I’m sure you’ve heard about the new 1099 requirement that will take effect in 2012.
Well here is the gist of it: until now (and until 2012) businesses have to issue 1099 forms for amounts paid to individuals over $600. This typically affects our firm the most in the area of expert witnesses/consultants – we use a lot of them, so we send a lot of 1099 forms. The new law, which is part of the health care reform bill, would expand the requirement to include corporations. In other words, in 2012 if you spend more than $600 in office supplies at Staples or WalMart over the course of the year, you would have to provide them with a 1099. If you stay in a hotel for business enough to rack up $600 at that hotel, you have to provide a 1099.
As of now there is one little loophole that will help small businesses, including law firms, avoid these new requirements – use a credit card or debit card. Those transactions are exempt!

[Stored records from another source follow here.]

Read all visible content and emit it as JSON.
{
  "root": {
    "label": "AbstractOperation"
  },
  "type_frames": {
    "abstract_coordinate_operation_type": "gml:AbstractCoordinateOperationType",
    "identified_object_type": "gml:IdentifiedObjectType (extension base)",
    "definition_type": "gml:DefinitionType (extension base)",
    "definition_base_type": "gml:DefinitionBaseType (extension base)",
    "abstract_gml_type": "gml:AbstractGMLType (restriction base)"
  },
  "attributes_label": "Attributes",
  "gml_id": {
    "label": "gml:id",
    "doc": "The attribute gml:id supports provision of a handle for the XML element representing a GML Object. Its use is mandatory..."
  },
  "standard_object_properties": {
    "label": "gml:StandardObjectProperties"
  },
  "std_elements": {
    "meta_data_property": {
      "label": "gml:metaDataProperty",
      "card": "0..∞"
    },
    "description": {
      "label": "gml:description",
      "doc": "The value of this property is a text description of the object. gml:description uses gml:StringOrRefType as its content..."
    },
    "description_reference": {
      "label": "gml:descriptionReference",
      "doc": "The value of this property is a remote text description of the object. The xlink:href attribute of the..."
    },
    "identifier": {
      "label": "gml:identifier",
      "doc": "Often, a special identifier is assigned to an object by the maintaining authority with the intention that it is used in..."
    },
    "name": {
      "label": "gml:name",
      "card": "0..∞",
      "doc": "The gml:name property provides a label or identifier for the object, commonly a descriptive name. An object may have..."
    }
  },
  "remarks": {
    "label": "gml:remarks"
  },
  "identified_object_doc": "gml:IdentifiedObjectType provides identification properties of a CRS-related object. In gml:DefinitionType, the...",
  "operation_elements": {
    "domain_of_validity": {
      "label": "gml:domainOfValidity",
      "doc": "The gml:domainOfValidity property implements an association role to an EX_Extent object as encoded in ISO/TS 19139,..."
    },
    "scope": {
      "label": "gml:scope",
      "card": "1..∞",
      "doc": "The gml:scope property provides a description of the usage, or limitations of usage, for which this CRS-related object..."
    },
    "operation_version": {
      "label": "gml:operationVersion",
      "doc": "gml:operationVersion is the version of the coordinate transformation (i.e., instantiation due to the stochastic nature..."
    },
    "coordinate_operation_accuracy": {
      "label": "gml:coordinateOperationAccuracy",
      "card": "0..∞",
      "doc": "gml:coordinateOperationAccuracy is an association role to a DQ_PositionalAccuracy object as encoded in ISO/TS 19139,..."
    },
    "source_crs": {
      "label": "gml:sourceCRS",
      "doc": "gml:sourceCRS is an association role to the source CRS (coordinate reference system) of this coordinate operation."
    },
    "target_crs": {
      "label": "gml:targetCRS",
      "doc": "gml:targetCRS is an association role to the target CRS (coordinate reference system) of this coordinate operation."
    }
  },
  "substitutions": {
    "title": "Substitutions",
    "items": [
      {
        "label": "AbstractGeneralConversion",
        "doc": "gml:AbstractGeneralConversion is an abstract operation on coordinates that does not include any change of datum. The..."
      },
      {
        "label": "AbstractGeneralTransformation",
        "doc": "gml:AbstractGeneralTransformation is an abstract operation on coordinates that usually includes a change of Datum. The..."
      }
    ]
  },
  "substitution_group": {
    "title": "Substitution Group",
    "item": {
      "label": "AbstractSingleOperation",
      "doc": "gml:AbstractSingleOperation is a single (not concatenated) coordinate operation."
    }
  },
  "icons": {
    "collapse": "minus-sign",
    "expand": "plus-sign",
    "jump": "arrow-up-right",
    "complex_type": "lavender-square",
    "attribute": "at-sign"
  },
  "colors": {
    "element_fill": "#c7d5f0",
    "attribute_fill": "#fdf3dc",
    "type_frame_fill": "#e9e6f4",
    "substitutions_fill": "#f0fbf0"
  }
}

So if nothing changes by 2012, that’s the workaround – use your credit card. But make no mistake, something will probably change for two reasons. First, businesses hate this new requirement, and businesses (small and large) have a huge influence on the government. Second, think of all the additional work the new law would require for the IRS – many more forms, lots more time and money spent to enforce the requirements. Does the IRS want to do that? Of course not. Can we afford more federal workers right now? Of course not. That’s why I don’t think it’ll happen as currently proposed.
The US Treasury seems to have dropped a hint about that recently in this New York Times blog interview – (sixth question down) – “it is important to look at whether this burden is too great for businesses to manage. Treasury and IRS are sensitive to these concerns and will look for opportunities to minimize burden… we won’t hesitate to consider alternative approaches.”
So my guess is that it’s like the 2012 doomsday myth – a lot of people will fret and hide in the basement for nothing.
(Howard Zimmerle is a personal injury lawyer in the Quad Cities. He’s not a tax expert, so don’t come to him for tax advice. He can refer you to a good tax business for that. Otherwise, if you have questions or comments, contact him at 309-794-1660 or hzimmerel [at] mjwlaw.com)